Getting the 6 Elements of Persuasion Right
Content that persuades a prospect to take additional action has six distinctive characteristics. It’s no surprise that these features are common to the marketing process and your customer’s journey:
Consumers and businesses alike wish to work with organizations that they admire. Social media demands that we become more transparent in our engagement with our audience or community. To be liked requires revealing details about ourselves beyond our product, logo, or slogan.
The reasons we ask key industry experts (influencers) to work with us on webinars and ebooks isn’t as simple as providing unique and valued content; it’s also that many of those experts reciprocate the opportunity. Those experts often promote the content or introduce us to audiences that may be interested in our product offerings.
The currency of content isn’t money; it’s trust. As you build trust online, you drive more sales. Mass adoption of strategies happens with consensus. If many in your network utilize PayPal, for example, you’ll most likely be using PayPal. It’s not so much that people wish to be part of the herd, it’s that the risk of going alone may be too high for many.
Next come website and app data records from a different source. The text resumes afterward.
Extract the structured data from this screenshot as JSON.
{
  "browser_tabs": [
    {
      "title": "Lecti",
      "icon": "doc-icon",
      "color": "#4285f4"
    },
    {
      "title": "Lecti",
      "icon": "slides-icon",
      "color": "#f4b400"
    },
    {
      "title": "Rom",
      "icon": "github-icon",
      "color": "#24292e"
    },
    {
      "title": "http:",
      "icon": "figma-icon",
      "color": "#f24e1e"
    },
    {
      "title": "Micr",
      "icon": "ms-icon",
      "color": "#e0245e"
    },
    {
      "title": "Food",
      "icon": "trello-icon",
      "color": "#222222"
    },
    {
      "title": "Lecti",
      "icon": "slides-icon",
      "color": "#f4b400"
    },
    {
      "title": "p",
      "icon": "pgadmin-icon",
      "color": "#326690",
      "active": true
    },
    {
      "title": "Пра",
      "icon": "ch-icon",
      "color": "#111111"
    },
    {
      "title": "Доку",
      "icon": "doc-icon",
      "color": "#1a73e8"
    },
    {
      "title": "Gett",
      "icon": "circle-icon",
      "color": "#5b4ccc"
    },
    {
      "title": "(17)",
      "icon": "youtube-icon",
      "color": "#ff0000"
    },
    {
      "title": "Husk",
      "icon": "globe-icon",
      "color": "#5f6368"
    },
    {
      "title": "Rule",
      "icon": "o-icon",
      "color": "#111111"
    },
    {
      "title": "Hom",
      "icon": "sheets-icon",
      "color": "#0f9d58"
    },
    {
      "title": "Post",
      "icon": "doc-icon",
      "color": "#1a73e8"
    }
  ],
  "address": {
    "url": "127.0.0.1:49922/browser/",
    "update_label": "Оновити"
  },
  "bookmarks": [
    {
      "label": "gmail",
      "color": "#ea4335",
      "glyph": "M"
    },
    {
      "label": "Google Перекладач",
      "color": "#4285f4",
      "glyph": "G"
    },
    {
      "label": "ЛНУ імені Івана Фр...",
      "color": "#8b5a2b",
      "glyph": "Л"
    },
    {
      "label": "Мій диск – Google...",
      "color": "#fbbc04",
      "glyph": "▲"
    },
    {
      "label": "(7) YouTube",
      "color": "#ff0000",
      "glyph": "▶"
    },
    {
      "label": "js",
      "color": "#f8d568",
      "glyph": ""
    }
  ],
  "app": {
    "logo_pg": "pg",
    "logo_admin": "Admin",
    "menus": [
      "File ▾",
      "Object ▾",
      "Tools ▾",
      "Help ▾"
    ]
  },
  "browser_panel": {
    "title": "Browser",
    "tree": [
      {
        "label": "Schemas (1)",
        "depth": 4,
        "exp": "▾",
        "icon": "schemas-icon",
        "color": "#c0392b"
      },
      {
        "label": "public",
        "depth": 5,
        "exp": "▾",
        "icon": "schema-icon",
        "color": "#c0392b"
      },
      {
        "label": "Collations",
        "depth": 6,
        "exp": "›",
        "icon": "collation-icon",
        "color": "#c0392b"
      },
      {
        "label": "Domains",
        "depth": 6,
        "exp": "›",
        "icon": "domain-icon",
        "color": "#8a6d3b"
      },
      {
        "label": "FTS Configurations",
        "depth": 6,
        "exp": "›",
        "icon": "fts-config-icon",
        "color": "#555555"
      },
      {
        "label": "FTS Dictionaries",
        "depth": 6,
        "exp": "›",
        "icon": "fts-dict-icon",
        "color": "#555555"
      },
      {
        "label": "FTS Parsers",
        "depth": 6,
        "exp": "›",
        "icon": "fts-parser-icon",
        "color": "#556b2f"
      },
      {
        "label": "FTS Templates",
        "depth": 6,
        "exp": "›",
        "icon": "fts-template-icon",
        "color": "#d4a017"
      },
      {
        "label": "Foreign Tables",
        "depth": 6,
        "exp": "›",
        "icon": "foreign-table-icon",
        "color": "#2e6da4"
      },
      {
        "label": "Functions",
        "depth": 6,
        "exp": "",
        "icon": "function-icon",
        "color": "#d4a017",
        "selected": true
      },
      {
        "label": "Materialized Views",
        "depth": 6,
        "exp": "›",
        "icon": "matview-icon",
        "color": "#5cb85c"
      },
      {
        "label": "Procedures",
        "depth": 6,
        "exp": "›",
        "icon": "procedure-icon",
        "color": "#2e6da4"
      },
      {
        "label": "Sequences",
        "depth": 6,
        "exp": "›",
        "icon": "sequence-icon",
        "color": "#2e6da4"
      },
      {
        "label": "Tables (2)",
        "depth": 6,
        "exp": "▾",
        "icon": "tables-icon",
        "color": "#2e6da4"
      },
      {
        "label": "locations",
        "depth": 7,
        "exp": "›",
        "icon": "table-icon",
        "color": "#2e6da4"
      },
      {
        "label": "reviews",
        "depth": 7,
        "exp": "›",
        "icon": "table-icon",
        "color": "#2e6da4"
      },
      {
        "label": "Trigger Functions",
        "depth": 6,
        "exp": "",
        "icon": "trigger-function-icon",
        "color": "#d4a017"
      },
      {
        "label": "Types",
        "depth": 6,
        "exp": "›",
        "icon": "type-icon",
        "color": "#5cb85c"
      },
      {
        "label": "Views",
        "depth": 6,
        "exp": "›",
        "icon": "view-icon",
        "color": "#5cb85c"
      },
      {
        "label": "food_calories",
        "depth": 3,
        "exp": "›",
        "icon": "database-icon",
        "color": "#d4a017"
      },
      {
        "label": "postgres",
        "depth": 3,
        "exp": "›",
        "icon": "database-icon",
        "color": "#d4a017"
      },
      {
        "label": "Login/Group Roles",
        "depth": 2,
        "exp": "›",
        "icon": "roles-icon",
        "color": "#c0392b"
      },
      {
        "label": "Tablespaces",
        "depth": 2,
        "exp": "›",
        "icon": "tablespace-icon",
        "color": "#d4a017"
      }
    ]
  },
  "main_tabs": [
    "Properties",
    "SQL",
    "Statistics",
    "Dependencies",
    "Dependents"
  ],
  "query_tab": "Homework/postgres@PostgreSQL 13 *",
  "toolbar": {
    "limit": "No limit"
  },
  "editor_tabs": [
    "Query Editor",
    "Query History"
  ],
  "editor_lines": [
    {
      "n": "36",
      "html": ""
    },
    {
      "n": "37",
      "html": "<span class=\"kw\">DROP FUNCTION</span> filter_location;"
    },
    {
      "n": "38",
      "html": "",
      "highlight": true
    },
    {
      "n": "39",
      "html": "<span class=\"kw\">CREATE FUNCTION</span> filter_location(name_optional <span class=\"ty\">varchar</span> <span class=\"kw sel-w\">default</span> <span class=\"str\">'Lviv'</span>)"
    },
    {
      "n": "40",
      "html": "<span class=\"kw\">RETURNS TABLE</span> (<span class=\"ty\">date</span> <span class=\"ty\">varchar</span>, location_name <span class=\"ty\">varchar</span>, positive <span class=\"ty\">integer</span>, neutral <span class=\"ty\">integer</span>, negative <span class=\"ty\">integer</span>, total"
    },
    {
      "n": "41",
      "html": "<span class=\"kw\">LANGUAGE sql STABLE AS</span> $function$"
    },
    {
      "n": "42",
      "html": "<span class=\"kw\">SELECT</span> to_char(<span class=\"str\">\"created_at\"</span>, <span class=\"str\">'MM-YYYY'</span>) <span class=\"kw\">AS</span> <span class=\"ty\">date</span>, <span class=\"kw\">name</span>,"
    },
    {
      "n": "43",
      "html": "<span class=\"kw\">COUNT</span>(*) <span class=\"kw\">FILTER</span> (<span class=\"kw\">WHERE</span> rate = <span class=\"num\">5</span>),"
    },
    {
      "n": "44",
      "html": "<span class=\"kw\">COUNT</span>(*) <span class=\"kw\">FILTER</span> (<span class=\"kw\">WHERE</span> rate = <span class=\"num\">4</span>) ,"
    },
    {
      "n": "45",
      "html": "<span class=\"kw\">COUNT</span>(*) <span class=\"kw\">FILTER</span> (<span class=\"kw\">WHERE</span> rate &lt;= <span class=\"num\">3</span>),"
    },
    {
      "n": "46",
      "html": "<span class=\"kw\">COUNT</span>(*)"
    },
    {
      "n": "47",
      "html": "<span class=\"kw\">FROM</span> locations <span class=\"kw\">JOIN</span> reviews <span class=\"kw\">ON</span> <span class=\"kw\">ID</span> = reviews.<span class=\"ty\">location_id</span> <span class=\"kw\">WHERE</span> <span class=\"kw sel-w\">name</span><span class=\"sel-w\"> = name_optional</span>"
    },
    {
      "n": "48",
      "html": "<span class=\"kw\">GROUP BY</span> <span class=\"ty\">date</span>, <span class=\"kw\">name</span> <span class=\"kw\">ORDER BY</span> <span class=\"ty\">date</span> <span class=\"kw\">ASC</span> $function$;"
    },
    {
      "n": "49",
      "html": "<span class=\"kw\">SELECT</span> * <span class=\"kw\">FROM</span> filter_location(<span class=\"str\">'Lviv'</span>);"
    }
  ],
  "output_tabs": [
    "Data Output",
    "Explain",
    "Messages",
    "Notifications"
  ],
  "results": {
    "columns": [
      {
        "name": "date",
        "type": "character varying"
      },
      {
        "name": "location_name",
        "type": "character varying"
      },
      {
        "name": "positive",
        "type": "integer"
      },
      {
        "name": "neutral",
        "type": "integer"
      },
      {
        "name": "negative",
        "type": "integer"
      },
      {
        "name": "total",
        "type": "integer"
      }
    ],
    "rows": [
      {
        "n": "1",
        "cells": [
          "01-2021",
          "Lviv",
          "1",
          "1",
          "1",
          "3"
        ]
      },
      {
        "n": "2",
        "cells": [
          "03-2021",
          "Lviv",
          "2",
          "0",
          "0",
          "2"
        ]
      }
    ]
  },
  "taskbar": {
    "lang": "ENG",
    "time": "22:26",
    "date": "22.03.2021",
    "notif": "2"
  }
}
Time constraints, expiring discounts, remaining seats, and contests are all strategies that persuade the audience to move from the current moment to the next. Push too hard, and you can turn off your audience, but be strategic, and you can accelerate the customer journey.
A percentage of the population wants consistency, even when it no longer serves them. To access this element of persuasion, meet your customers’ expectations. Expectations that you set at the beginning of the relationship. If changes to the customer experience occur, outline when and why those changes need to take place and how the end product, the consistent expectation will remain the same. That the customers can rely on you for a consistent (or possibly improved), end product.
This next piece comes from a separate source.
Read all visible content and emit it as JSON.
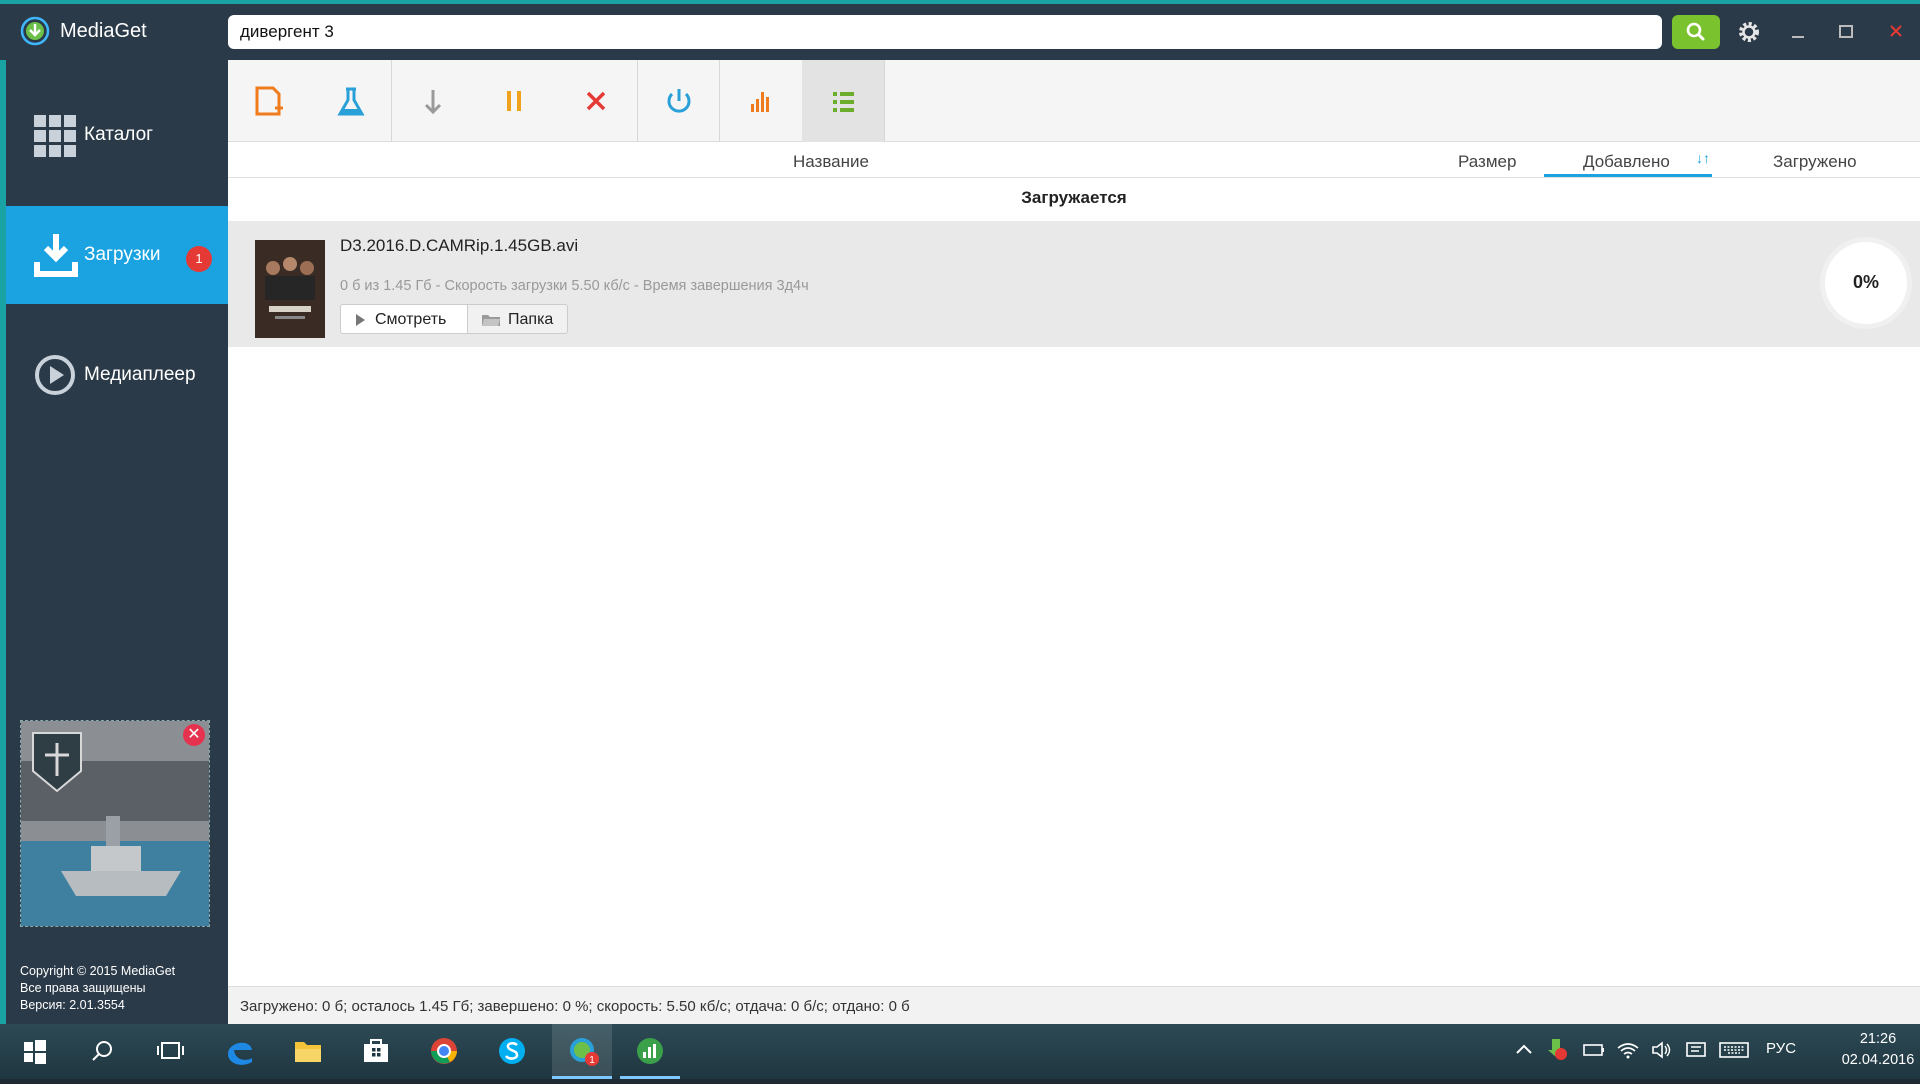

Content that’s shared helps the author or company that’s published it gain recognition in their industry. Industries all have few leaders and plenty of followers. The perception of authority on a topic is a proven characteristic of persuasive content. Authority doesn’t happen overnight, though. Authority is attained over time. Authority requires momentum as the most recent, frequent, and relevant content you’ve produced is shared and recognized.
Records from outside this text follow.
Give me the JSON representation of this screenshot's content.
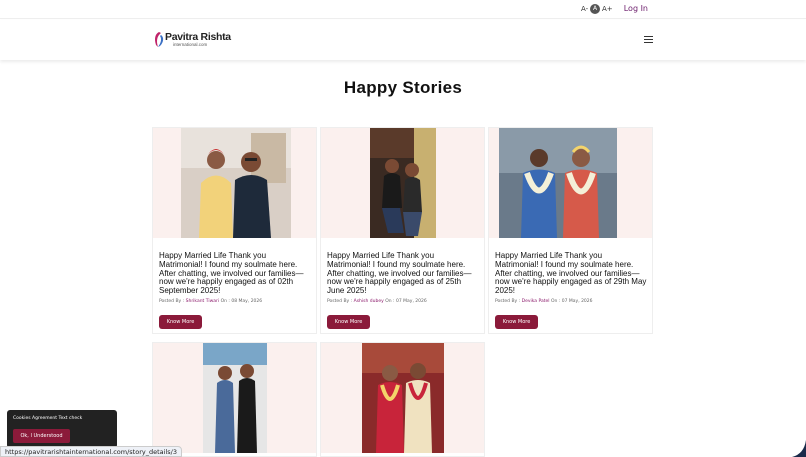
{
  "topbar": {
    "font_decrease": "A-",
    "font_normal": "A",
    "font_increase": "A+",
    "login_label": "Log In"
  },
  "header": {
    "logo_name": "Pavitra Rishta",
    "logo_domain": "international.com",
    "menu_icon": "hamburger-icon"
  },
  "page": {
    "title": "Happy Stories"
  },
  "stories": [
    {
      "text": "Happy Married Life Thank you Matrimonial! I found my soulmate here. After chatting, we involved our families— now we're happily engaged as of 02th September 2025!",
      "posted_by_label": "Posted By :",
      "author": "Shrikant Tiwari",
      "on_label": "On :",
      "date": "08 May, 2026",
      "button_label": "Know More"
    },
    {
      "text": "Happy Married Life Thank you Matrimonial! I found my soulmate here. After chatting, we involved our families— now we're happily engaged as of 25th June 2025!",
      "posted_by_label": "Posted By :",
      "author": "Ashish dubey",
      "on_label": "On :",
      "date": "07 May, 2026",
      "button_label": "Know More"
    },
    {
      "text": "Happy Married Life Thank you Matrimonial! I found my soulmate here. After chatting, we involved our families— now we're happily engaged as of 29th May 2025!",
      "posted_by_label": "Posted By :",
      "author": "Devika Patel",
      "on_label": "On :",
      "date": "07 May, 2026",
      "button_label": "Know More"
    }
  ],
  "cookie_banner": {
    "text": "Cookies Agreement Text check",
    "button_label": "Ok, I Understood"
  },
  "status_url": "https://pavitrarishtainternational.com/story_details/3",
  "colors": {
    "brand": "#8b1a3a",
    "card_bg": "#fbf0ee",
    "login": "#6a1a6a"
  }
}
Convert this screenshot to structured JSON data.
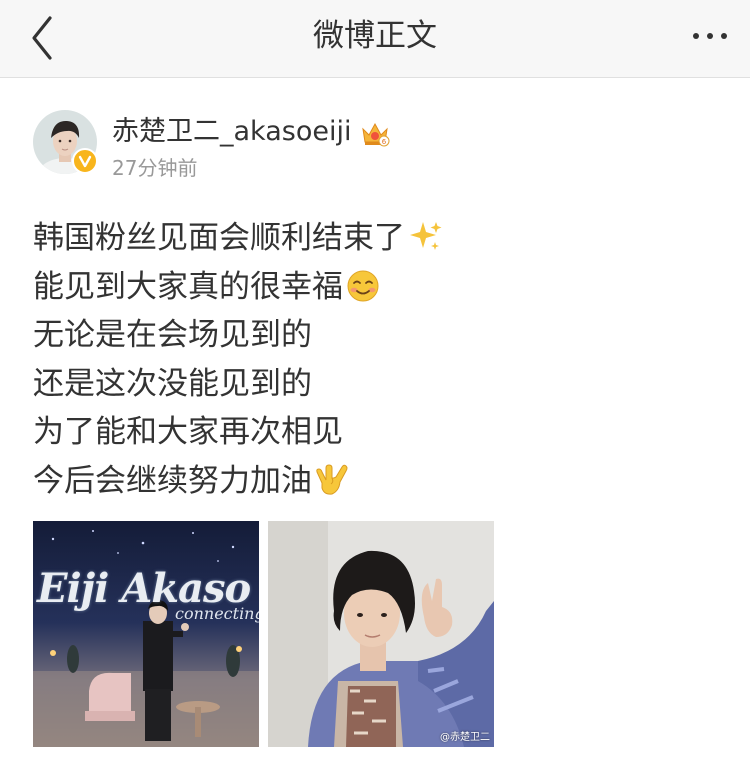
{
  "navbar": {
    "title": "微博正文",
    "back_icon": "chevron-left-icon",
    "more_icon": "more-dots-icon"
  },
  "post": {
    "author": "赤楚卫二_akasoeiji",
    "time": "27分钟前",
    "lines": [
      "韩国粉丝见面会顺利结束了",
      "能见到大家真的很幸福",
      "无论是在会场见到的",
      "还是这次没能见到的",
      "为了能和大家再次相见",
      "今后会继续努力加油"
    ],
    "emojis": {
      "line1": "sparkles-emoji",
      "line2": "smiling-face-emoji",
      "line6": "love-you-gesture-emoji"
    },
    "photos": [
      {
        "poster_title": "Eiji Akaso",
        "poster_subtitle": "connecting"
      },
      {
        "watermark": "@赤楚卫二"
      }
    ]
  },
  "colors": {
    "navbar_bg": "#f7f7f7",
    "text": "#333333",
    "secondary_text": "#999999",
    "verified": "#f8b51c"
  }
}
These six elements of persuasion are from the free ebook, How to Map Your Content to Unpredictable Customer Journeys, download to gain deeper insights into creating content that meets your customer at every point along their journey.